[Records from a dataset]
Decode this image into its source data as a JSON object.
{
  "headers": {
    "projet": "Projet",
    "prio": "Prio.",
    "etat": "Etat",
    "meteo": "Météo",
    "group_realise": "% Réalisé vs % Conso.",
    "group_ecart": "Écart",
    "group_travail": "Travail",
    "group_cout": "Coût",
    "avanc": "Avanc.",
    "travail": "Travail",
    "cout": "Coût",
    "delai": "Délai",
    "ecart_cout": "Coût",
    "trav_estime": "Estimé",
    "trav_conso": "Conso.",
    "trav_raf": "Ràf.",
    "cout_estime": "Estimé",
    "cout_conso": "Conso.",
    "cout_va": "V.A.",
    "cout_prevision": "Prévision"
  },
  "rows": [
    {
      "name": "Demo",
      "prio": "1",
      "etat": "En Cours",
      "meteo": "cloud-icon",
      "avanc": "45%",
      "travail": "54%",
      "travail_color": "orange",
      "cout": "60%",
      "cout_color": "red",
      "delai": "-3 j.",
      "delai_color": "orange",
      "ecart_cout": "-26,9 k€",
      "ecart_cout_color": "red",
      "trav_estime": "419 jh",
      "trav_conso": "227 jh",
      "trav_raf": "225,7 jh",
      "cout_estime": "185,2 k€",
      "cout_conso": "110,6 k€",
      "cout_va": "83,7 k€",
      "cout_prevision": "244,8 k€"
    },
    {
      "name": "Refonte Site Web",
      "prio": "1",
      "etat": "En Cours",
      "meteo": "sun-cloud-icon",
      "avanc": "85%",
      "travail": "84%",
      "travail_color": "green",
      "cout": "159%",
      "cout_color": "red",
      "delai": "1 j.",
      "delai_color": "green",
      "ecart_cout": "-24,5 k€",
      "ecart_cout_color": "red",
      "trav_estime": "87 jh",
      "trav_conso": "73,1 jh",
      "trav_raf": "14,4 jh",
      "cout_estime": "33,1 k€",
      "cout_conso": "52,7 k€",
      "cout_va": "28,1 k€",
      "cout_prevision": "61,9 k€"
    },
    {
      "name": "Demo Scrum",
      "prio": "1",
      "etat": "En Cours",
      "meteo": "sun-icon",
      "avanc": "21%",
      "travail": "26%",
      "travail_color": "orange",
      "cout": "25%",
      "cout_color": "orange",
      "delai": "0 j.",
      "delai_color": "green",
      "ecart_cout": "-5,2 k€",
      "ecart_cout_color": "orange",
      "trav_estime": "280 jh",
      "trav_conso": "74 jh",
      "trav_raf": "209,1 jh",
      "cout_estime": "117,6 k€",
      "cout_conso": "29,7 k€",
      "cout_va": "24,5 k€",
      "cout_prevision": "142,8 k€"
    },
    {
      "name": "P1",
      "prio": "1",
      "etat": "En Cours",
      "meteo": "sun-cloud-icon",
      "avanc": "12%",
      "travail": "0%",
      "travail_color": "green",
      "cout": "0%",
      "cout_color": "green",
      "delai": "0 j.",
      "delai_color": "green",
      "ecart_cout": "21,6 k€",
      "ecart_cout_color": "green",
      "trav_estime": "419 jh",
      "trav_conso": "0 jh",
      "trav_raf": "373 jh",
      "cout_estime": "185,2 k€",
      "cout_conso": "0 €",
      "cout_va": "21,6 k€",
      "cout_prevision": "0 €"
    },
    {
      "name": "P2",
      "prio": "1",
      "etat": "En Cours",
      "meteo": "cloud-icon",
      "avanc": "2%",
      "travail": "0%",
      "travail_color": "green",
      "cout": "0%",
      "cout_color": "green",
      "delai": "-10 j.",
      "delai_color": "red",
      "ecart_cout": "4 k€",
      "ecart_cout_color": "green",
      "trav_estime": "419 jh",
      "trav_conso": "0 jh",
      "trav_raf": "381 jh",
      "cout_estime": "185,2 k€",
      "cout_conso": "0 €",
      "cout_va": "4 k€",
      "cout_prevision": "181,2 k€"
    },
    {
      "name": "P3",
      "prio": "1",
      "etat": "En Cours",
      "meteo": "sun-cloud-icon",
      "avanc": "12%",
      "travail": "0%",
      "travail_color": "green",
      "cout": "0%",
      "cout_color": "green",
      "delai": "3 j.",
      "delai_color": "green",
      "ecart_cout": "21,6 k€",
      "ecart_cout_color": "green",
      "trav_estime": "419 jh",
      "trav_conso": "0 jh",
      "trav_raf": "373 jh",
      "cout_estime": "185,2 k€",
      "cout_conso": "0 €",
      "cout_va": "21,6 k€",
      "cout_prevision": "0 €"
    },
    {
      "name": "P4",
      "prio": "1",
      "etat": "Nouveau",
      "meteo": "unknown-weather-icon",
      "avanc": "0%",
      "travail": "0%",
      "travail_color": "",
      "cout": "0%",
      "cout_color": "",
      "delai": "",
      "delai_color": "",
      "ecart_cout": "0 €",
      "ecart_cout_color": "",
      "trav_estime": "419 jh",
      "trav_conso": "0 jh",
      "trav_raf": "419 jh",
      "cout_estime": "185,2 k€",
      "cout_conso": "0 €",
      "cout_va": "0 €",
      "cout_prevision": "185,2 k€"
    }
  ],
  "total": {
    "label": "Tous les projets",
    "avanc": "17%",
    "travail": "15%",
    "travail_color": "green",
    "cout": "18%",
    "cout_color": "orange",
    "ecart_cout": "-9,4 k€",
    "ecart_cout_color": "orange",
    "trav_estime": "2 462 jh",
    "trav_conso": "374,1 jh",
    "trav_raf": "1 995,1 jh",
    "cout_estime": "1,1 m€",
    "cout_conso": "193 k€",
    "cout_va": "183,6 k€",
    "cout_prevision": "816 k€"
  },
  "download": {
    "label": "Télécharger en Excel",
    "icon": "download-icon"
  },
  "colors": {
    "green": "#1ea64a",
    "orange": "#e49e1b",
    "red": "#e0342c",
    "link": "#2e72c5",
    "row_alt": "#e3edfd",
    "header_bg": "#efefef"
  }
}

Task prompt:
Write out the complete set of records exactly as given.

Your response:
Decode this image into its source data as a JSON object.
{
  "headers": {
    "projet": "Projet",
    "prio": "Prio.",
    "etat": "Etat",
    "meteo": "Météo",
    "group_realise": "% Réalisé vs % Conso.",
    "group_ecart": "Écart",
    "group_travail": "Travail",
    "group_cout": "Coût",
    "avanc": "Avanc.",
    "travail": "Travail",
    "cout": "Coût",
    "delai": "Délai",
    "ecart_cout": "Coût",
    "trav_estime": "Estimé",
    "trav_conso": "Conso.",
    "trav_raf": "Ràf.",
    "cout_estime": "Estimé",
    "cout_conso": "Conso.",
    "cout_va": "V.A.",
    "cout_prevision": "Prévision"
  },
  "rows": [
    {
      "name": "Demo",
      "prio": "1",
      "etat": "En Cours",
      "meteo": "cloud-icon",
      "avanc": "45%",
      "travail": "54%",
      "travail_color": "orange",
      "cout": "60%",
      "cout_color": "red",
      "delai": "-3 j.",
      "delai_color": "orange",
      "ecart_cout": "-26,9 k€",
      "ecart_cout_color": "red",
      "trav_estime": "419 jh",
      "trav_conso": "227 jh",
      "trav_raf": "225,7 jh",
      "cout_estime": "185,2 k€",
      "cout_conso": "110,6 k€",
      "cout_va": "83,7 k€",
      "cout_prevision": "244,8 k€"
    },
    {
      "name": "Refonte Site Web",
      "prio": "1",
      "etat": "En Cours",
      "meteo": "sun-cloud-icon",
      "avanc": "85%",
      "travail": "84%",
      "travail_color": "green",
      "cout": "159%",
      "cout_color": "red",
      "delai": "1 j.",
      "delai_color": "green",
      "ecart_cout": "-24,5 k€",
      "ecart_cout_color": "red",
      "trav_estime": "87 jh",
      "trav_conso": "73,1 jh",
      "trav_raf": "14,4 jh",
      "cout_estime": "33,1 k€",
      "cout_conso": "52,7 k€",
      "cout_va": "28,1 k€",
      "cout_prevision": "61,9 k€"
    },
    {
      "name": "Demo Scrum",
      "prio": "1",
      "etat": "En Cours",
      "meteo": "sun-icon",
      "avanc": "21%",
      "travail": "26%",
      "travail_color": "orange",
      "cout": "25%",
      "cout_color": "orange",
      "delai": "0 j.",
      "delai_color": "green",
      "ecart_cout": "-5,2 k€",
      "ecart_cout_color": "orange",
      "trav_estime": "280 jh",
      "trav_conso": "74 jh",
      "trav_raf": "209,1 jh",
      "cout_estime": "117,6 k€",
      "cout_conso": "29,7 k€",
      "cout_va": "24,5 k€",
      "cout_prevision": "142,8 k€"
    },
    {
      "name": "P1",
      "prio": "1",
      "etat": "En Cours",
      "meteo": "sun-cloud-icon",
      "avanc": "12%",
      "travail": "0%",
      "travail_color": "green",
      "cout": "0%",
      "cout_color": "green",
      "delai": "0 j.",
      "delai_color": "green",
      "ecart_cout": "21,6 k€",
      "ecart_cout_color": "green",
      "trav_estime": "419 jh",
      "trav_conso": "0 jh",
      "trav_raf": "373 jh",
      "cout_estime": "185,2 k€",
      "cout_conso": "0 €",
      "cout_va": "21,6 k€",
      "cout_prevision": "0 €"
    },
    {
      "name": "P2",
      "prio": "1",
      "etat": "En Cours",
      "meteo": "cloud-icon",
      "avanc": "2%",
      "travail": "0%",
      "travail_color": "green",
      "cout": "0%",
      "cout_color": "green",
      "delai": "-10 j.",
      "delai_color": "red",
      "ecart_cout": "4 k€",
      "ecart_cout_color": "green",
      "trav_estime": "419 jh",
      "trav_conso": "0 jh",
      "trav_raf": "381 jh",
      "cout_estime": "185,2 k€",
      "cout_conso": "0 €",
      "cout_va": "4 k€",
      "cout_prevision": "181,2 k€"
    },
    {
      "name": "P3",
      "prio": "1",
      "etat": "En Cours",
      "meteo": "sun-cloud-icon",
      "avanc": "12%",
      "travail": "0%",
      "travail_color": "green",
      "cout": "0%",
      "cout_color": "green",
      "delai": "3 j.",
      "delai_color": "green",
      "ecart_cout": "21,6 k€",
      "ecart_cout_color": "green",
      "trav_estime": "419 jh",
      "trav_conso": "0 jh",
      "trav_raf": "373 jh",
      "cout_estime": "185,2 k€",
      "cout_conso": "0 €",
      "cout_va": "21,6 k€",
      "cout_prevision": "0 €"
    },
    {
      "name": "P4",
      "prio": "1",
      "etat": "Nouveau",
      "meteo": "unknown-weather-icon",
      "avanc": "0%",
      "travail": "0%",
      "travail_color": "",
      "cout": "0%",
      "cout_color": "",
      "delai": "",
      "delai_color": "",
      "ecart_cout": "0 €",
      "ecart_cout_color": "",
      "trav_estime": "419 jh",
      "trav_conso": "0 jh",
      "trav_raf": "419 jh",
      "cout_estime": "185,2 k€",
      "cout_conso": "0 €",
      "cout_va": "0 €",
      "cout_prevision": "185,2 k€"
    }
  ],
  "total": {
    "label": "Tous les projets",
    "avanc": "17%",
    "travail": "15%",
    "travail_color": "green",
    "cout": "18%",
    "cout_color": "orange",
    "ecart_cout": "-9,4 k€",
    "ecart_cout_color": "orange",
    "trav_estime": "2 462 jh",
    "trav_conso": "374,1 jh",
    "trav_raf": "1 995,1 jh",
    "cout_estime": "1,1 m€",
    "cout_conso": "193 k€",
    "cout_va": "183,6 k€",
    "cout_prevision": "816 k€"
  },
  "download": {
    "label": "Télécharger en Excel",
    "icon": "download-icon"
  },
  "colors": {
    "green": "#1ea64a",
    "orange": "#e49e1b",
    "red": "#e0342c",
    "link": "#2e72c5",
    "row_alt": "#e3edfd",
    "header_bg": "#efefef"
  }
}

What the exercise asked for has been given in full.